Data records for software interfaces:
■ ■ ■
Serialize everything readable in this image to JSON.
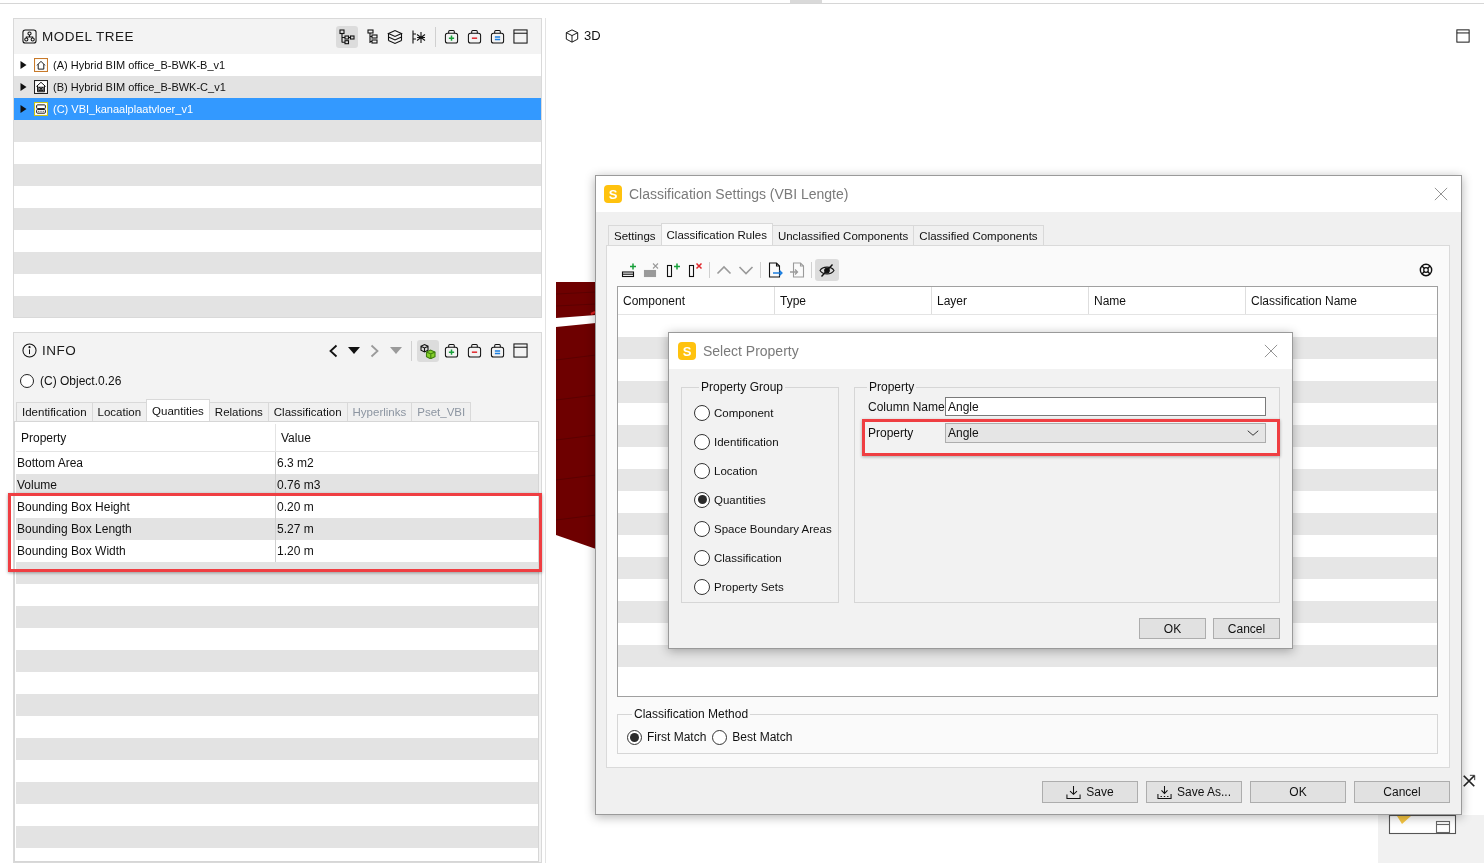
{
  "model_tree": {
    "title": "MODEL TREE",
    "view_modes": [
      {
        "selected": true
      },
      {
        "selected": false
      },
      {
        "selected": false
      },
      {
        "selected": false
      }
    ],
    "items": [
      {
        "label": "(A) Hybrid BIM office_B-BWK-B_v1",
        "kind": "house",
        "color": "#c87a2a",
        "expanded": false,
        "selected": false
      },
      {
        "label": "(B) Hybrid BIM office_B-BWK-C_v1",
        "kind": "depot",
        "color": "#222222",
        "expanded": false,
        "selected": false
      },
      {
        "label": "(C) VBI_kanaalplaatvloer_v1",
        "kind": "slab",
        "color": "#c8c41e",
        "expanded": false,
        "selected": true
      }
    ]
  },
  "info": {
    "title": "INFO",
    "history_nav": [
      {
        "disabled": false
      },
      {
        "disabled": false
      },
      {
        "disabled": true
      },
      {
        "disabled": true
      }
    ],
    "cube_toggle": {
      "on": true
    },
    "object": "(C) Object.0.26",
    "tabs": [
      {
        "label": "Identification",
        "selected": false,
        "disabled": false
      },
      {
        "label": "Location",
        "selected": false,
        "disabled": false
      },
      {
        "label": "Quantities",
        "selected": true,
        "disabled": false
      },
      {
        "label": "Relations",
        "selected": false,
        "disabled": false
      },
      {
        "label": "Classification",
        "selected": false,
        "disabled": false
      },
      {
        "label": "Hyperlinks",
        "selected": false,
        "disabled": true
      },
      {
        "label": "Pset_VBI",
        "selected": false,
        "disabled": true
      }
    ],
    "table": {
      "columns": [
        "Property",
        "Value"
      ],
      "rows": [
        {
          "property": "Bottom Area",
          "value": "6.3 m2",
          "highlighted": false
        },
        {
          "property": "Volume",
          "value": "0.76 m3",
          "highlighted": false
        },
        {
          "property": "Bounding Box Height",
          "value": "0.20 m",
          "highlighted": true
        },
        {
          "property": "Bounding Box Length",
          "value": "5.27 m",
          "highlighted": true
        },
        {
          "property": "Bounding Box Width",
          "value": "1.20 m",
          "highlighted": true
        }
      ]
    }
  },
  "view_3d": {
    "title": "3D"
  },
  "classification_dialog": {
    "logo": "S",
    "title": "Classification Settings (VBI Lengte)",
    "tabs": [
      {
        "label": "Settings",
        "selected": false
      },
      {
        "label": "Classification Rules",
        "selected": true
      },
      {
        "label": "Unclassified Components",
        "selected": false
      },
      {
        "label": "Classified Components",
        "selected": false
      }
    ],
    "toolbar": [
      {
        "kind": "addrow",
        "disabled": false
      },
      {
        "kind": "delrow",
        "disabled": true
      },
      {
        "kind": "addcol",
        "disabled": false
      },
      {
        "kind": "delcol",
        "disabled": false
      },
      {
        "kind": "up",
        "disabled": true
      },
      {
        "kind": "down",
        "disabled": true
      },
      {
        "kind": "export",
        "disabled": false
      },
      {
        "kind": "import",
        "disabled": true
      }
    ],
    "eye_toggle": {
      "on": true
    },
    "table": {
      "columns": [
        "Component",
        "Type",
        "Layer",
        "Name",
        "Classification Name"
      ]
    },
    "method": {
      "title": "Classification Method",
      "options": [
        {
          "label": "First Match",
          "selected": true
        },
        {
          "label": "Best Match",
          "selected": false
        }
      ]
    },
    "buttons": [
      {
        "kind": "save",
        "label": "Save"
      },
      {
        "kind": "saveas",
        "label": "Save As..."
      },
      {
        "kind": "plain",
        "label": "OK"
      },
      {
        "kind": "plain",
        "label": "Cancel"
      }
    ]
  },
  "select_property_dialog": {
    "logo": "S",
    "title": "Select Property",
    "group": {
      "title": "Property Group",
      "options": [
        {
          "label": "Component",
          "selected": false
        },
        {
          "label": "Identification",
          "selected": false
        },
        {
          "label": "Location",
          "selected": false
        },
        {
          "label": "Quantities",
          "selected": true
        },
        {
          "label": "Space Boundary Areas",
          "selected": false
        },
        {
          "label": "Classification",
          "selected": false
        },
        {
          "label": "Property Sets",
          "selected": false
        }
      ]
    },
    "property": {
      "title": "Property",
      "fields": [
        {
          "kind": "text",
          "label": "Column Name",
          "value": "Angle",
          "highlighted": false
        },
        {
          "kind": "dropdown",
          "label": "Property",
          "value": "Angle",
          "highlighted": true
        }
      ]
    },
    "buttons": [
      "OK",
      "Cancel"
    ]
  }
}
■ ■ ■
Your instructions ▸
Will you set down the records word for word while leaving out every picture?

Response ▸
Serialize everything readable in this image to JSON.
{
  "model_tree": {
    "title": "MODEL TREE",
    "view_modes": [
      {
        "selected": true
      },
      {
        "selected": false
      },
      {
        "selected": false
      },
      {
        "selected": false
      }
    ],
    "items": [
      {
        "label": "(A) Hybrid BIM office_B-BWK-B_v1",
        "kind": "house",
        "color": "#c87a2a",
        "expanded": false,
        "selected": false
      },
      {
        "label": "(B) Hybrid BIM office_B-BWK-C_v1",
        "kind": "depot",
        "color": "#222222",
        "expanded": false,
        "selected": false
      },
      {
        "label": "(C) VBI_kanaalplaatvloer_v1",
        "kind": "slab",
        "color": "#c8c41e",
        "expanded": false,
        "selected": true
      }
    ]
  },
  "info": {
    "title": "INFO",
    "history_nav": [
      {
        "disabled": false
      },
      {
        "disabled": false
      },
      {
        "disabled": true
      },
      {
        "disabled": true
      }
    ],
    "cube_toggle": {
      "on": true
    },
    "object": "(C) Object.0.26",
    "tabs": [
      {
        "label": "Identification",
        "selected": false,
        "disabled": false
      },
      {
        "label": "Location",
        "selected": false,
        "disabled": false
      },
      {
        "label": "Quantities",
        "selected": true,
        "disabled": false
      },
      {
        "label": "Relations",
        "selected": false,
        "disabled": false
      },
      {
        "label": "Classification",
        "selected": false,
        "disabled": false
      },
      {
        "label": "Hyperlinks",
        "selected": false,
        "disabled": true
      },
      {
        "label": "Pset_VBI",
        "selected": false,
        "disabled": true
      }
    ],
    "table": {
      "columns": [
        "Property",
        "Value"
      ],
      "rows": [
        {
          "property": "Bottom Area",
          "value": "6.3 m2",
          "highlighted": false
        },
        {
          "property": "Volume",
          "value": "0.76 m3",
          "highlighted": false
        },
        {
          "property": "Bounding Box Height",
          "value": "0.20 m",
          "highlighted": true
        },
        {
          "property": "Bounding Box Length",
          "value": "5.27 m",
          "highlighted": true
        },
        {
          "property": "Bounding Box Width",
          "value": "1.20 m",
          "highlighted": true
        }
      ]
    }
  },
  "view_3d": {
    "title": "3D"
  },
  "classification_dialog": {
    "logo": "S",
    "title": "Classification Settings (VBI Lengte)",
    "tabs": [
      {
        "label": "Settings",
        "selected": false
      },
      {
        "label": "Classification Rules",
        "selected": true
      },
      {
        "label": "Unclassified Components",
        "selected": false
      },
      {
        "label": "Classified Components",
        "selected": false
      }
    ],
    "toolbar": [
      {
        "kind": "addrow",
        "disabled": false
      },
      {
        "kind": "delrow",
        "disabled": true
      },
      {
        "kind": "addcol",
        "disabled": false
      },
      {
        "kind": "delcol",
        "disabled": false
      },
      {
        "kind": "up",
        "disabled": true
      },
      {
        "kind": "down",
        "disabled": true
      },
      {
        "kind": "export",
        "disabled": false
      },
      {
        "kind": "import",
        "disabled": true
      }
    ],
    "eye_toggle": {
      "on": true
    },
    "table": {
      "columns": [
        "Component",
        "Type",
        "Layer",
        "Name",
        "Classification Name"
      ]
    },
    "method": {
      "title": "Classification Method",
      "options": [
        {
          "label": "First Match",
          "selected": true
        },
        {
          "label": "Best Match",
          "selected": false
        }
      ]
    },
    "buttons": [
      {
        "kind": "save",
        "label": "Save"
      },
      {
        "kind": "saveas",
        "label": "Save As..."
      },
      {
        "kind": "plain",
        "label": "OK"
      },
      {
        "kind": "plain",
        "label": "Cancel"
      }
    ]
  },
  "select_property_dialog": {
    "logo": "S",
    "title": "Select Property",
    "group": {
      "title": "Property Group",
      "options": [
        {
          "label": "Component",
          "selected": false
        },
        {
          "label": "Identification",
          "selected": false
        },
        {
          "label": "Location",
          "selected": false
        },
        {
          "label": "Quantities",
          "selected": true
        },
        {
          "label": "Space Boundary Areas",
          "selected": false
        },
        {
          "label": "Classification",
          "selected": false
        },
        {
          "label": "Property Sets",
          "selected": false
        }
      ]
    },
    "property": {
      "title": "Property",
      "fields": [
        {
          "kind": "text",
          "label": "Column Name",
          "value": "Angle",
          "highlighted": false
        },
        {
          "kind": "dropdown",
          "label": "Property",
          "value": "Angle",
          "highlighted": true
        }
      ]
    },
    "buttons": [
      "OK",
      "Cancel"
    ]
  }
}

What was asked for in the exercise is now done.